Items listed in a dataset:
——————

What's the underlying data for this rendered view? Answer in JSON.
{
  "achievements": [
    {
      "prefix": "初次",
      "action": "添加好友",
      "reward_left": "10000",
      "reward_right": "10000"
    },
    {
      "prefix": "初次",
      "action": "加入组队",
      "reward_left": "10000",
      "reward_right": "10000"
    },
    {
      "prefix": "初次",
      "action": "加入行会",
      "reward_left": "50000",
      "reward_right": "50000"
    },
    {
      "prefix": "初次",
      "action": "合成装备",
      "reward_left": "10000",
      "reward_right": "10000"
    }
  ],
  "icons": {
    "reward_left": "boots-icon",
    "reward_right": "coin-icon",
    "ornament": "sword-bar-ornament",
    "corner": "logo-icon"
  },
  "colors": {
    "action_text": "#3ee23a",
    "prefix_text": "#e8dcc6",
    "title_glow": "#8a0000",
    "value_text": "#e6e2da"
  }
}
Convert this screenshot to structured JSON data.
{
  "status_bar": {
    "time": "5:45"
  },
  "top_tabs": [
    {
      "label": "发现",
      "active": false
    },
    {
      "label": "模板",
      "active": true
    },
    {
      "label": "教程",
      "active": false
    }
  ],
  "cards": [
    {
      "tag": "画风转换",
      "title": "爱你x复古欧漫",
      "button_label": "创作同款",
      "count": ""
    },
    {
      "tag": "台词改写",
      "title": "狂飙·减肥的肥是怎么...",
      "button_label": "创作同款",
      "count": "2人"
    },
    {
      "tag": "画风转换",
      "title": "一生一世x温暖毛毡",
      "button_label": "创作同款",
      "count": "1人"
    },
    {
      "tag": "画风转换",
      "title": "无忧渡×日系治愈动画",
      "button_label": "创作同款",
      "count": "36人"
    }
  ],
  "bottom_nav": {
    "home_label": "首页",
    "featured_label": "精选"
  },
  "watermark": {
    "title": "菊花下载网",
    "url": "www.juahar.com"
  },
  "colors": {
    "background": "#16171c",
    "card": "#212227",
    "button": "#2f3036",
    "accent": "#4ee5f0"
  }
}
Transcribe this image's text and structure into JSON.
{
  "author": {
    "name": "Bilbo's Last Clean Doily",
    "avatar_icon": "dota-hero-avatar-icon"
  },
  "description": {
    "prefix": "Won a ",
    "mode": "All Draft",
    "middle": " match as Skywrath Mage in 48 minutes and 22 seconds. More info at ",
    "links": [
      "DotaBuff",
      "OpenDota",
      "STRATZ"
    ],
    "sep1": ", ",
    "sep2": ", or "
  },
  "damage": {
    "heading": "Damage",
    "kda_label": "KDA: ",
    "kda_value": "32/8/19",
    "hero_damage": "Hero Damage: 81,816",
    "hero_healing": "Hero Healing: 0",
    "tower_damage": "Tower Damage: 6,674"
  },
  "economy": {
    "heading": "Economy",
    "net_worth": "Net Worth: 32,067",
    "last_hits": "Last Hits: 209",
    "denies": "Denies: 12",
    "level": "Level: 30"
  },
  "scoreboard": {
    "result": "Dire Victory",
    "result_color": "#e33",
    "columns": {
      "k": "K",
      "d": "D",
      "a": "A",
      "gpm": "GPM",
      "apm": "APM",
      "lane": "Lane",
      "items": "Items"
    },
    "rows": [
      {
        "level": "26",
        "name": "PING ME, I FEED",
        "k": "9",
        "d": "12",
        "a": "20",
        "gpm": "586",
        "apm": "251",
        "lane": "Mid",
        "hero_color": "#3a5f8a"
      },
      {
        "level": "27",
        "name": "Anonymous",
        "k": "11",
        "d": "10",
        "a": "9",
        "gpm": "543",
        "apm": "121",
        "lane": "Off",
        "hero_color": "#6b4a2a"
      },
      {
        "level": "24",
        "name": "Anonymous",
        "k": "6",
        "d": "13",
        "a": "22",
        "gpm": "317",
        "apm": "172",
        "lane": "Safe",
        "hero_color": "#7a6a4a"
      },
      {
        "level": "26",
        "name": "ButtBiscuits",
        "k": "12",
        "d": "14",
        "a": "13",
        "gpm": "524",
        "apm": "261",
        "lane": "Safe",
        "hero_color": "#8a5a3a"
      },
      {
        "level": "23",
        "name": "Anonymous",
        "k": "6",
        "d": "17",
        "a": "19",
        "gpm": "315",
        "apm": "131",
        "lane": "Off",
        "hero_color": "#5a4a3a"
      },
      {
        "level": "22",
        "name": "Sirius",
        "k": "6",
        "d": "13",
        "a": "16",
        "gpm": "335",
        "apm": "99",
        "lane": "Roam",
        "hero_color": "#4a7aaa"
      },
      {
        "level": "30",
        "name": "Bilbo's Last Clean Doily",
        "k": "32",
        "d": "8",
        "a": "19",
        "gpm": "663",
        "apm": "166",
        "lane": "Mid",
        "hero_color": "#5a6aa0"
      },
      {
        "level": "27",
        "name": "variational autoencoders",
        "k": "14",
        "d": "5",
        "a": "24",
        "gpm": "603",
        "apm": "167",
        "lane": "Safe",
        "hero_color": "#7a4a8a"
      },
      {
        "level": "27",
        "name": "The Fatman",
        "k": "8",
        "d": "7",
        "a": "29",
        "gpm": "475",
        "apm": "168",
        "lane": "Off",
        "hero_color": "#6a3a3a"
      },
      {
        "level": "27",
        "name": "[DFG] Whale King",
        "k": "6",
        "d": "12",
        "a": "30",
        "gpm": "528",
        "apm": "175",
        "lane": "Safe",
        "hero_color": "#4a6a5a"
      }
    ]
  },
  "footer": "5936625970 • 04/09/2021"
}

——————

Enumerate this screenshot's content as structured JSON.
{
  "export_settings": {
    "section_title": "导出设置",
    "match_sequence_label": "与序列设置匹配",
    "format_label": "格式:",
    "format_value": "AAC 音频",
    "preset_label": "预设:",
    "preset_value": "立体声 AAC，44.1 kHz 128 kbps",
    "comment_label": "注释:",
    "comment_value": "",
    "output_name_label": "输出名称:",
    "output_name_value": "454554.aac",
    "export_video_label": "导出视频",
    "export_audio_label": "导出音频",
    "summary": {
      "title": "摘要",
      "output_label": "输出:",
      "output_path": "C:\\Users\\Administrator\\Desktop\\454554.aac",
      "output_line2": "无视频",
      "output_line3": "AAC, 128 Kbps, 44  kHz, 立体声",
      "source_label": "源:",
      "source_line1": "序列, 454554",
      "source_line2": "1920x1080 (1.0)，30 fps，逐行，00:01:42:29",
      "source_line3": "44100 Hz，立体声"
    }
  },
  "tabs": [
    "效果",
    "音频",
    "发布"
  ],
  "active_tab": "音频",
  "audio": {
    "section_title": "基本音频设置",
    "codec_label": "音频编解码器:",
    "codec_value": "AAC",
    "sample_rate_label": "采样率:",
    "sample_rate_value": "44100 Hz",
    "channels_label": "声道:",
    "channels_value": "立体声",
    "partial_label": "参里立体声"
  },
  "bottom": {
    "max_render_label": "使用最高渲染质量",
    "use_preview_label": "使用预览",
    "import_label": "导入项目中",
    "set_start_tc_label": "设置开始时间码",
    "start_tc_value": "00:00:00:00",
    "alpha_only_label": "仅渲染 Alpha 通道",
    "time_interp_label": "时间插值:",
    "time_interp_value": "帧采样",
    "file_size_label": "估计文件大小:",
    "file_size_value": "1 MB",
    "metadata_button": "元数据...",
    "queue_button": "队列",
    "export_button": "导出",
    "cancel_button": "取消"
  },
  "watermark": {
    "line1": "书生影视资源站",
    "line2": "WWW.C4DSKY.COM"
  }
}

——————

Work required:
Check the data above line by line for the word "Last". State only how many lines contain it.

Reply:
3